- Barbell curls
- Dumbbell curls (with or without supination)
- Preacher curls
- Cable curls
- Incline curls
- Concentration curls
When using a barbell, you can adjust the width of your grip to get a deeper contraction in the different biceps heads. For example, using a wide grip, you can get a deeper contraction in the short head of the biceps, making the biceps brachii appear thicker and more separated when viewed medially. Using a narrow grip allows you to get a deeper contraction in the long head bundle of the biceps, giving a better biceps peak.
If you look at the picture of the biceps brachii split, you can see how important the long head is to the overall appearance of the bicep peak.
Arnold Schwarzenegger has said many times that, while he used many exercises to fully develop his biceps, the exercise he used to build his huge biceps peak was the concentration curl, which is where you perform elbow flexion while the arm is rotated internally.
One study measured the activation of the biceps brachii during various curling exercises, such as barbell curls, EZ curl, chin-ups, preacher curl, incline curls, concentration curls, etc. The study found that the concentration curl activated the biceps brachii much more than all other curling exercises tested. 
Another important function of the biceps brachii is to supinate the forearm, causing the palms to turn and face up. That’s why some people like to sometimes perform some of their curling exercises by starting in a neutral position with the palms facing medially, and then they will supinate the forearm during flexion, ending the curling motion with the palms facing up. It is especially important to tense the muscle at the end of the movement as you twist the pinky side of the hand as much as possible. Then reverse the motion on the way down.

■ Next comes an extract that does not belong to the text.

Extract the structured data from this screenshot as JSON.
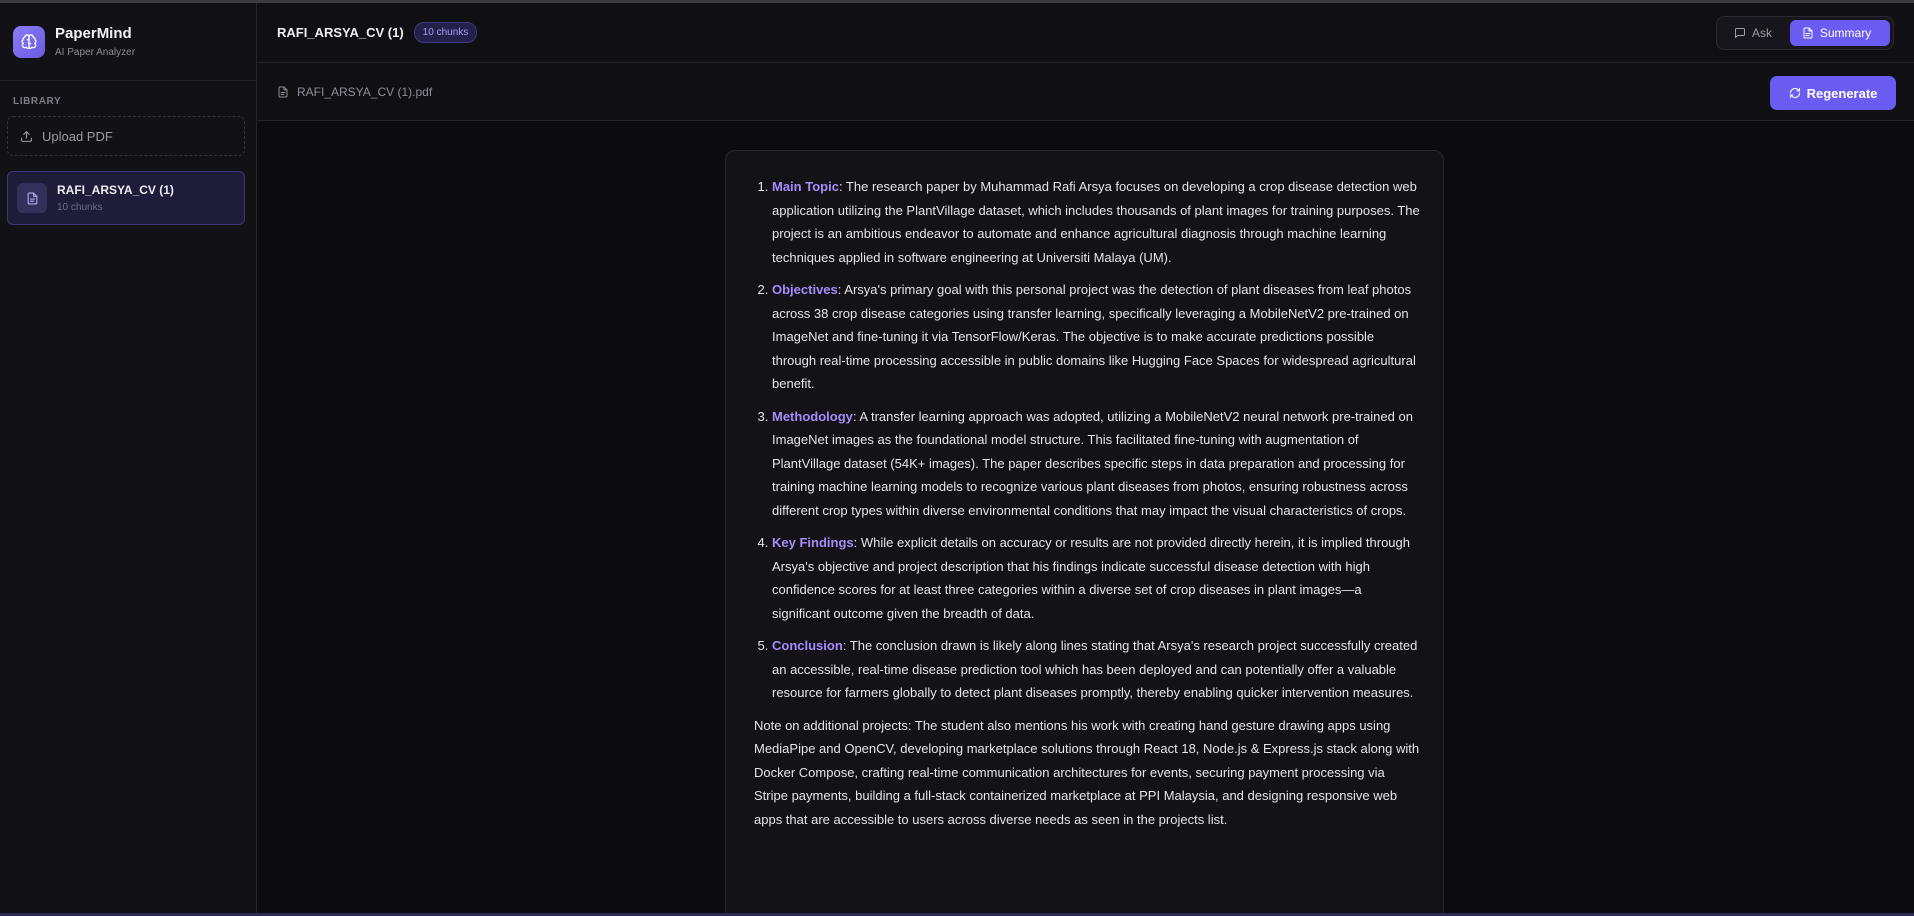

Finally, the biceps can also play a lesser role in shoulder flexion and stabilization.
So to recap, the functions (or actions) of the biceps brachii include:
- Elbow flexion
- Supination of the forearm
- Shoulder flexion
- Stabilization of the shoulder joint
Biceps Brachii Innervation (Nerve Supply)
The biceps brachii is supplied by the musculocutaneous nerve (C5 and C6).
Free Quiz and More Anatomy Videos
Take a free comprehensive quiz on the biceps brachii to test your knowledge, or review our biceps brachii video. In addition, you might want to watch our anatomy and physiology lectures on YouTube, or check our anatomy and physiology notes.
American Council on Exercise, Scott Young, M.S., John P. Porcari, Ph.D., Clayton Camic, Ph.D., Attila Kovacs, Ph.D., and Carl Foster, Ph.D.